**REQUIRED WORK:**
Please repeat the entire listing verbatim and keep the pictures out.

**SOURCE RECORDS:**
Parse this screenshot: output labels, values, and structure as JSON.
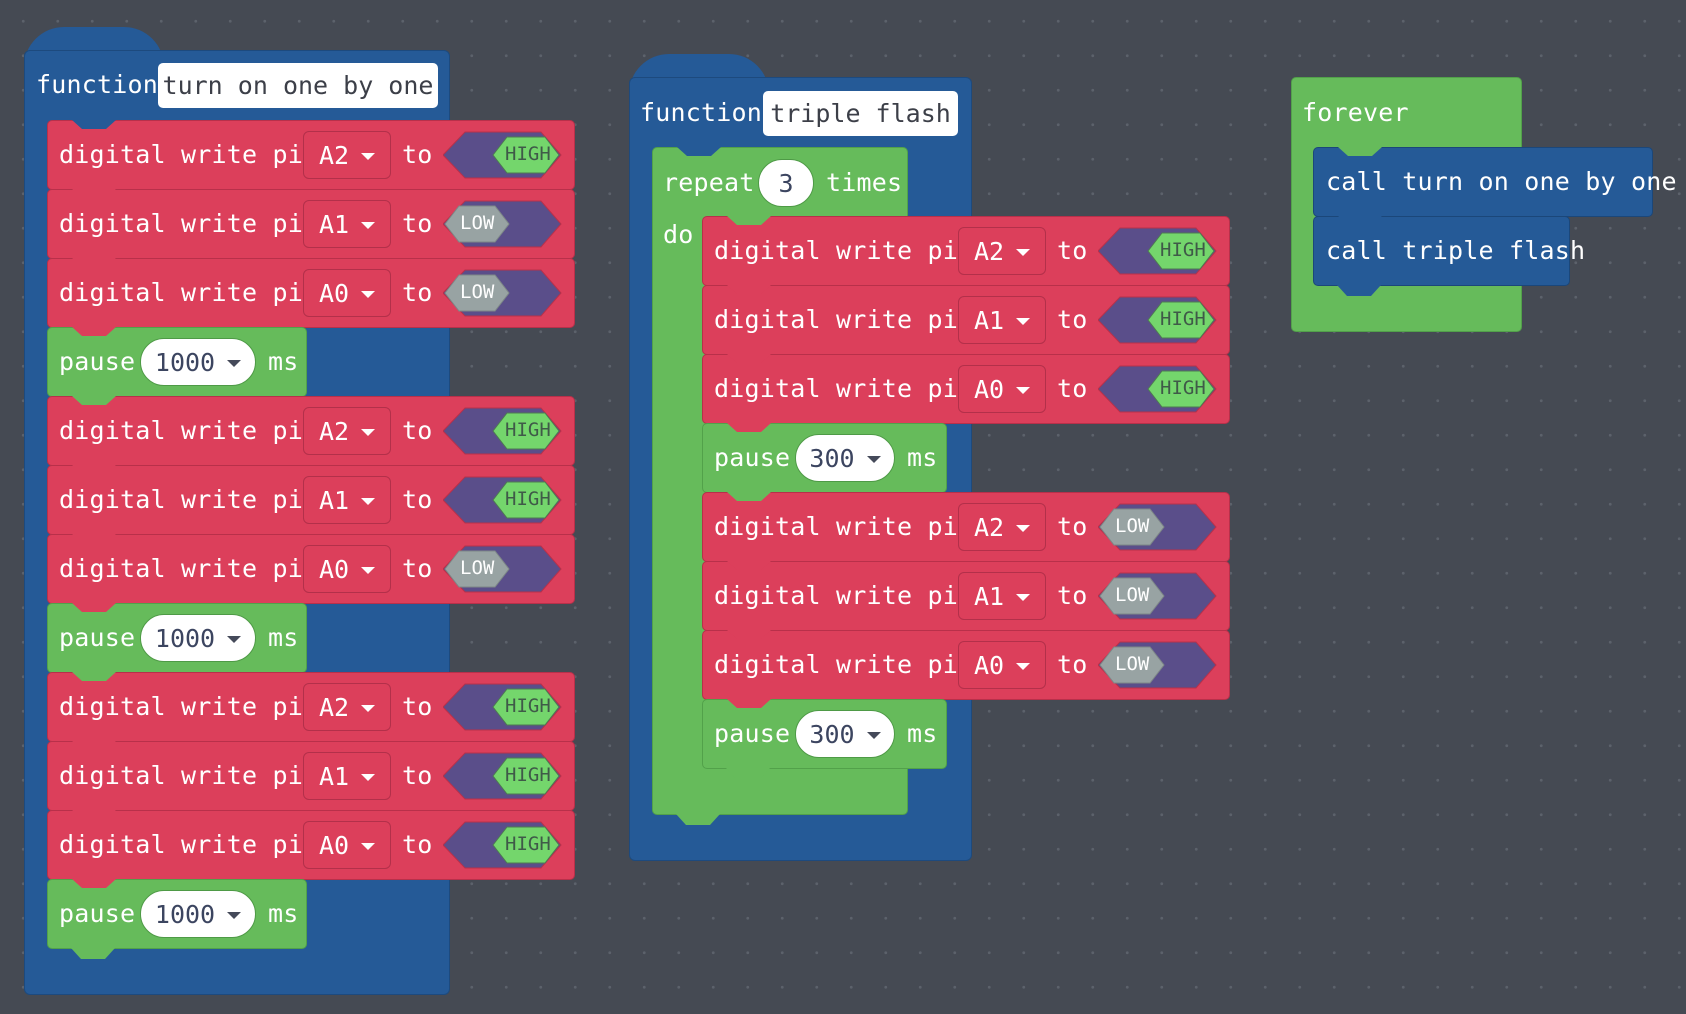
{
  "colors": {
    "workspace": "#454a53",
    "function_block": "#255a97",
    "pin_block": "#dc3f5b",
    "loop_block": "#66bb5b",
    "toggle_track": "#5a4e8a",
    "high": "#74d66c",
    "low": "#98a3a3"
  },
  "functions": [
    {
      "keyword": "function",
      "name": "turn on one by one",
      "blocks": [
        {
          "type": "digital_write",
          "label": "digital write pin",
          "pin": "A2",
          "to": "to",
          "value": "HIGH"
        },
        {
          "type": "digital_write",
          "label": "digital write pin",
          "pin": "A1",
          "to": "to",
          "value": "LOW"
        },
        {
          "type": "digital_write",
          "label": "digital write pin",
          "pin": "A0",
          "to": "to",
          "value": "LOW"
        },
        {
          "type": "pause",
          "label": "pause",
          "value": "1000",
          "unit": "ms"
        },
        {
          "type": "digital_write",
          "label": "digital write pin",
          "pin": "A2",
          "to": "to",
          "value": "HIGH"
        },
        {
          "type": "digital_write",
          "label": "digital write pin",
          "pin": "A1",
          "to": "to",
          "value": "HIGH"
        },
        {
          "type": "digital_write",
          "label": "digital write pin",
          "pin": "A0",
          "to": "to",
          "value": "LOW"
        },
        {
          "type": "pause",
          "label": "pause",
          "value": "1000",
          "unit": "ms"
        },
        {
          "type": "digital_write",
          "label": "digital write pin",
          "pin": "A2",
          "to": "to",
          "value": "HIGH"
        },
        {
          "type": "digital_write",
          "label": "digital write pin",
          "pin": "A1",
          "to": "to",
          "value": "HIGH"
        },
        {
          "type": "digital_write",
          "label": "digital write pin",
          "pin": "A0",
          "to": "to",
          "value": "HIGH"
        },
        {
          "type": "pause",
          "label": "pause",
          "value": "1000",
          "unit": "ms"
        }
      ]
    },
    {
      "keyword": "function",
      "name": "triple flash",
      "repeat": {
        "label": "repeat",
        "count": "3",
        "suffix": "times",
        "do_label": "do"
      },
      "blocks": [
        {
          "type": "digital_write",
          "label": "digital write pin",
          "pin": "A2",
          "to": "to",
          "value": "HIGH"
        },
        {
          "type": "digital_write",
          "label": "digital write pin",
          "pin": "A1",
          "to": "to",
          "value": "HIGH"
        },
        {
          "type": "digital_write",
          "label": "digital write pin",
          "pin": "A0",
          "to": "to",
          "value": "HIGH"
        },
        {
          "type": "pause",
          "label": "pause",
          "value": "300",
          "unit": "ms"
        },
        {
          "type": "digital_write",
          "label": "digital write pin",
          "pin": "A2",
          "to": "to",
          "value": "LOW"
        },
        {
          "type": "digital_write",
          "label": "digital write pin",
          "pin": "A1",
          "to": "to",
          "value": "LOW"
        },
        {
          "type": "digital_write",
          "label": "digital write pin",
          "pin": "A0",
          "to": "to",
          "value": "LOW"
        },
        {
          "type": "pause",
          "label": "pause",
          "value": "300",
          "unit": "ms"
        }
      ]
    }
  ],
  "forever": {
    "label": "forever",
    "calls": [
      {
        "label": "call turn on one by one"
      },
      {
        "label": "call triple flash"
      }
    ]
  }
}
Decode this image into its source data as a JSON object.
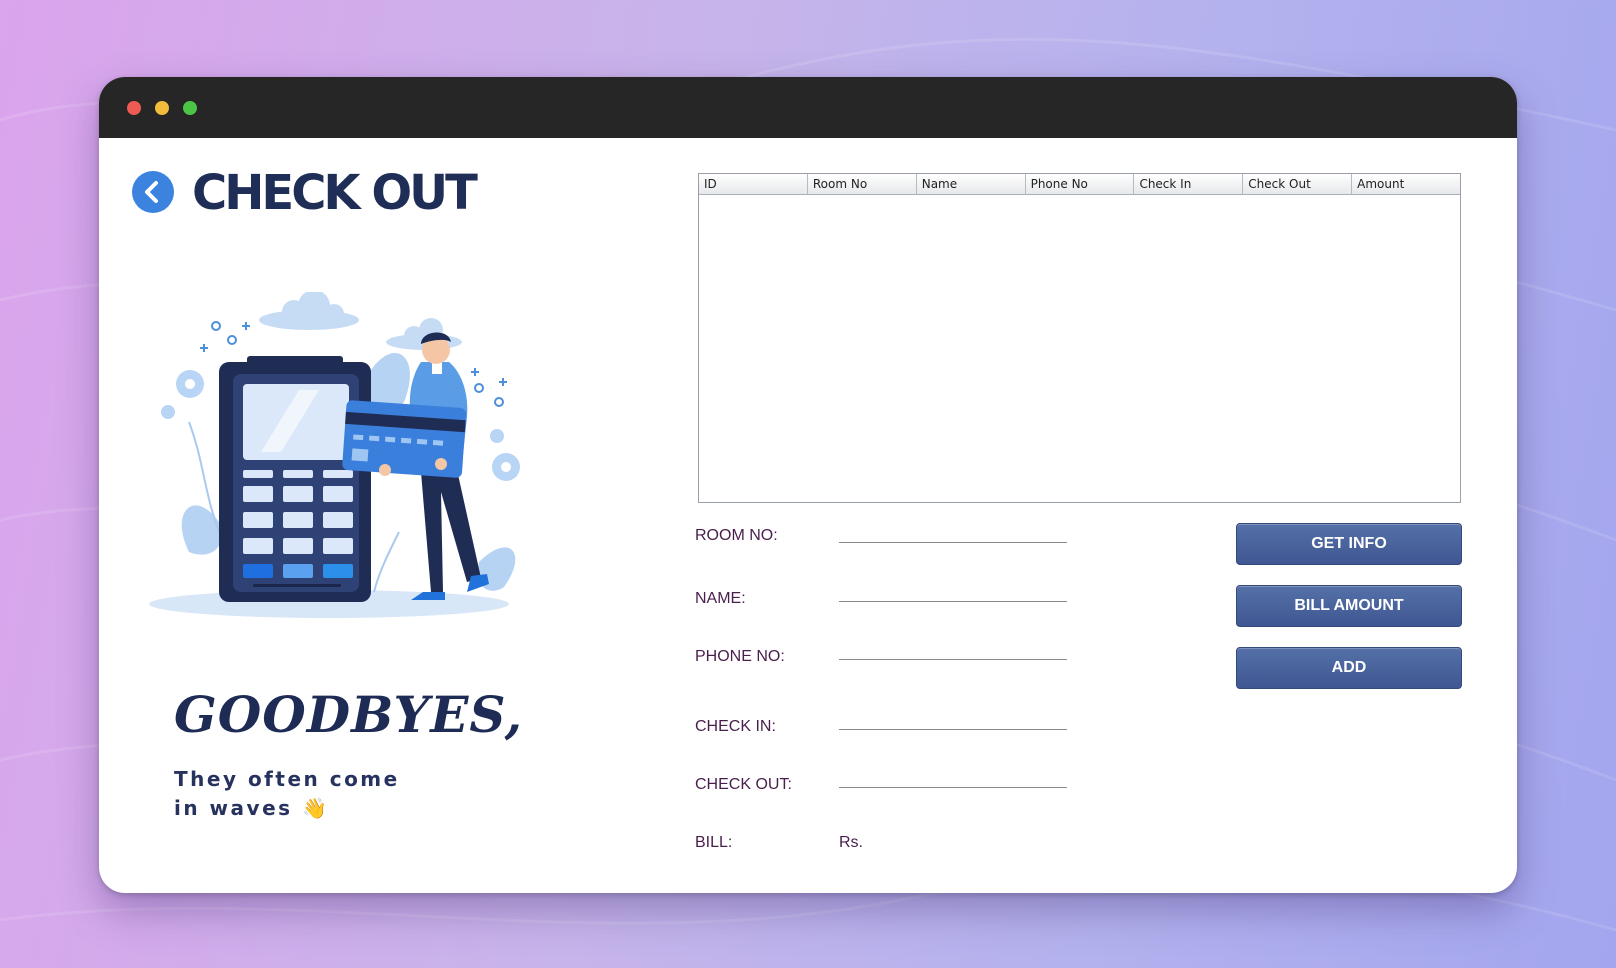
{
  "page": {
    "title": "CHECK OUT"
  },
  "hero": {
    "headline": "GOODBYES,",
    "tagline": "They often come in waves",
    "tagline_emoji": "👋"
  },
  "table": {
    "columns": [
      "ID",
      "Room No",
      "Name",
      "Phone No",
      "Check In",
      "Check Out",
      "Amount"
    ],
    "rows": []
  },
  "form": {
    "room_no_label": "ROOM NO:",
    "name_label": "NAME:",
    "phone_label": "PHONE NO:",
    "check_in_label": "CHECK IN:",
    "check_out_label": "CHECK OUT:",
    "bill_label": "BILL:",
    "bill_value": "Rs.",
    "room_no_value": "",
    "name_value": "",
    "phone_value": "",
    "check_in_value": "",
    "check_out_value": ""
  },
  "buttons": {
    "get_info": "GET INFO",
    "bill_amount": "BILL AMOUNT",
    "add": "ADD"
  },
  "colors": {
    "title": "#1f2e57",
    "label": "#4a1e4c",
    "button": "#4a64a0",
    "back_button": "#3c83e0",
    "titlebar": "#262626"
  },
  "icons": {
    "back": "chevron-left-icon",
    "illustration": "payment-terminal-illustration"
  }
}
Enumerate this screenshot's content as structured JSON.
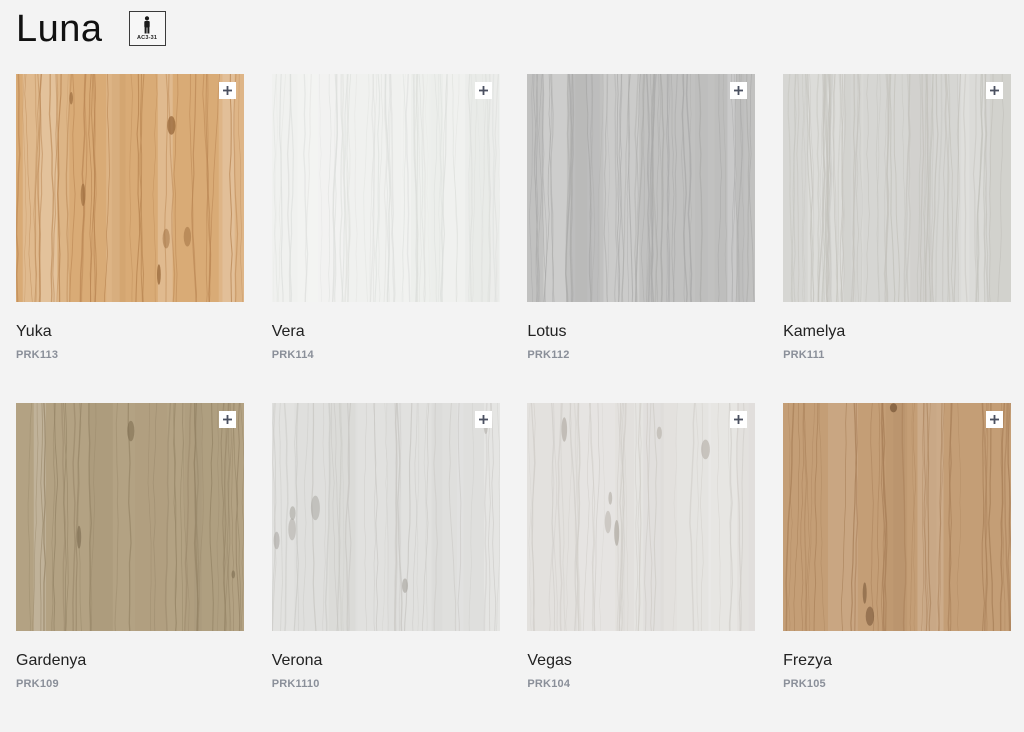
{
  "page": {
    "title": "Luna",
    "badge": {
      "label": "AC3-31",
      "icon": "person-icon"
    }
  },
  "products": [
    {
      "name": "Yuka",
      "code": "PRK113",
      "base": "#d9ab76",
      "grain": "#b78350",
      "knot": "#9a6a3c",
      "style": "knotty"
    },
    {
      "name": "Vera",
      "code": "PRK114",
      "base": "#f0f1ef",
      "grain": "#dcdedb",
      "knot": "#d2d4d1",
      "style": "fine"
    },
    {
      "name": "Lotus",
      "code": "PRK112",
      "base": "#c1c1c0",
      "grain": "#a9a9a8",
      "knot": "#9c9c9b",
      "style": "fine"
    },
    {
      "name": "Kamelya",
      "code": "PRK111",
      "base": "#d6d6d3",
      "grain": "#c2c1bb",
      "knot": "#bdb6aa",
      "style": "streak"
    },
    {
      "name": "Gardenya",
      "code": "PRK109",
      "base": "#b3a283",
      "grain": "#958466",
      "knot": "#7e6e52",
      "style": "plank"
    },
    {
      "name": "Verona",
      "code": "PRK1110",
      "base": "#dfdfdd",
      "grain": "#c8c7c3",
      "knot": "#a9a6a0",
      "style": "knotty"
    },
    {
      "name": "Vegas",
      "code": "PRK104",
      "base": "#e3e1de",
      "grain": "#cfccc7",
      "knot": "#b3aea6",
      "style": "knotty"
    },
    {
      "name": "Frezya",
      "code": "PRK105",
      "base": "#c49e76",
      "grain": "#a87f58",
      "knot": "#7c5a3b",
      "style": "plank"
    }
  ]
}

**REPLY TO THE EXERCISE:**
Parse this screenshot: output labels, values, and structure as JSON.
{
  "colors": {
    "workspace": "#454a53",
    "function_block": "#255a97",
    "pin_block": "#dc3f5b",
    "loop_block": "#66bb5b",
    "toggle_track": "#5a4e8a",
    "high": "#74d66c",
    "low": "#98a3a3"
  },
  "functions": [
    {
      "keyword": "function",
      "name": "turn on one by one",
      "blocks": [
        {
          "type": "digital_write",
          "label": "digital write pin",
          "pin": "A2",
          "to": "to",
          "value": "HIGH"
        },
        {
          "type": "digital_write",
          "label": "digital write pin",
          "pin": "A1",
          "to": "to",
          "value": "LOW"
        },
        {
          "type": "digital_write",
          "label": "digital write pin",
          "pin": "A0",
          "to": "to",
          "value": "LOW"
        },
        {
          "type": "pause",
          "label": "pause",
          "value": "1000",
          "unit": "ms"
        },
        {
          "type": "digital_write",
          "label": "digital write pin",
          "pin": "A2",
          "to": "to",
          "value": "HIGH"
        },
        {
          "type": "digital_write",
          "label": "digital write pin",
          "pin": "A1",
          "to": "to",
          "value": "HIGH"
        },
        {
          "type": "digital_write",
          "label": "digital write pin",
          "pin": "A0",
          "to": "to",
          "value": "LOW"
        },
        {
          "type": "pause",
          "label": "pause",
          "value": "1000",
          "unit": "ms"
        },
        {
          "type": "digital_write",
          "label": "digital write pin",
          "pin": "A2",
          "to": "to",
          "value": "HIGH"
        },
        {
          "type": "digital_write",
          "label": "digital write pin",
          "pin": "A1",
          "to": "to",
          "value": "HIGH"
        },
        {
          "type": "digital_write",
          "label": "digital write pin",
          "pin": "A0",
          "to": "to",
          "value": "HIGH"
        },
        {
          "type": "pause",
          "label": "pause",
          "value": "1000",
          "unit": "ms"
        }
      ]
    },
    {
      "keyword": "function",
      "name": "triple flash",
      "repeat": {
        "label": "repeat",
        "count": "3",
        "suffix": "times",
        "do_label": "do"
      },
      "blocks": [
        {
          "type": "digital_write",
          "label": "digital write pin",
          "pin": "A2",
          "to": "to",
          "value": "HIGH"
        },
        {
          "type": "digital_write",
          "label": "digital write pin",
          "pin": "A1",
          "to": "to",
          "value": "HIGH"
        },
        {
          "type": "digital_write",
          "label": "digital write pin",
          "pin": "A0",
          "to": "to",
          "value": "HIGH"
        },
        {
          "type": "pause",
          "label": "pause",
          "value": "300",
          "unit": "ms"
        },
        {
          "type": "digital_write",
          "label": "digital write pin",
          "pin": "A2",
          "to": "to",
          "value": "LOW"
        },
        {
          "type": "digital_write",
          "label": "digital write pin",
          "pin": "A1",
          "to": "to",
          "value": "LOW"
        },
        {
          "type": "digital_write",
          "label": "digital write pin",
          "pin": "A0",
          "to": "to",
          "value": "LOW"
        },
        {
          "type": "pause",
          "label": "pause",
          "value": "300",
          "unit": "ms"
        }
      ]
    }
  ],
  "forever": {
    "label": "forever",
    "calls": [
      {
        "label": "call turn on one by one"
      },
      {
        "label": "call triple flash"
      }
    ]
  }
}
Decode this image into its source data as a JSON object.
{
  "page": {
    "title": "CHECK OUT"
  },
  "hero": {
    "headline": "GOODBYES,",
    "tagline": "They often come in waves",
    "tagline_emoji": "👋"
  },
  "table": {
    "columns": [
      "ID",
      "Room No",
      "Name",
      "Phone No",
      "Check In",
      "Check Out",
      "Amount"
    ],
    "rows": []
  },
  "form": {
    "room_no_label": "ROOM NO:",
    "name_label": "NAME:",
    "phone_label": "PHONE NO:",
    "check_in_label": "CHECK IN:",
    "check_out_label": "CHECK OUT:",
    "bill_label": "BILL:",
    "bill_value": "Rs.",
    "room_no_value": "",
    "name_value": "",
    "phone_value": "",
    "check_in_value": "",
    "check_out_value": ""
  },
  "buttons": {
    "get_info": "GET INFO",
    "bill_amount": "BILL AMOUNT",
    "add": "ADD"
  },
  "colors": {
    "title": "#1f2e57",
    "label": "#4a1e4c",
    "button": "#4a64a0",
    "back_button": "#3c83e0",
    "titlebar": "#262626"
  },
  "icons": {
    "back": "chevron-left-icon",
    "illustration": "payment-terminal-illustration"
  }
}
Enumerate this screenshot's content as structured JSON.
{
  "page": {
    "title": "Luna",
    "badge": {
      "label": "AC3-31",
      "icon": "person-icon"
    }
  },
  "products": [
    {
      "name": "Yuka",
      "code": "PRK113",
      "base": "#d9ab76",
      "grain": "#b78350",
      "knot": "#9a6a3c",
      "style": "knotty"
    },
    {
      "name": "Vera",
      "code": "PRK114",
      "base": "#f0f1ef",
      "grain": "#dcdedb",
      "knot": "#d2d4d1",
      "style": "fine"
    },
    {
      "name": "Lotus",
      "code": "PRK112",
      "base": "#c1c1c0",
      "grain": "#a9a9a8",
      "knot": "#9c9c9b",
      "style": "fine"
    },
    {
      "name": "Kamelya",
      "code": "PRK111",
      "base": "#d6d6d3",
      "grain": "#c2c1bb",
      "knot": "#bdb6aa",
      "style": "streak"
    },
    {
      "name": "Gardenya",
      "code": "PRK109",
      "base": "#b3a283",
      "grain": "#958466",
      "knot": "#7e6e52",
      "style": "plank"
    },
    {
      "name": "Verona",
      "code": "PRK1110",
      "base": "#dfdfdd",
      "grain": "#c8c7c3",
      "knot": "#a9a6a0",
      "style": "knotty"
    },
    {
      "name": "Vegas",
      "code": "PRK104",
      "base": "#e3e1de",
      "grain": "#cfccc7",
      "knot": "#b3aea6",
      "style": "knotty"
    },
    {
      "name": "Frezya",
      "code": "PRK105",
      "base": "#c49e76",
      "grain": "#a87f58",
      "knot": "#7c5a3b",
      "style": "plank"
    }
  ]
}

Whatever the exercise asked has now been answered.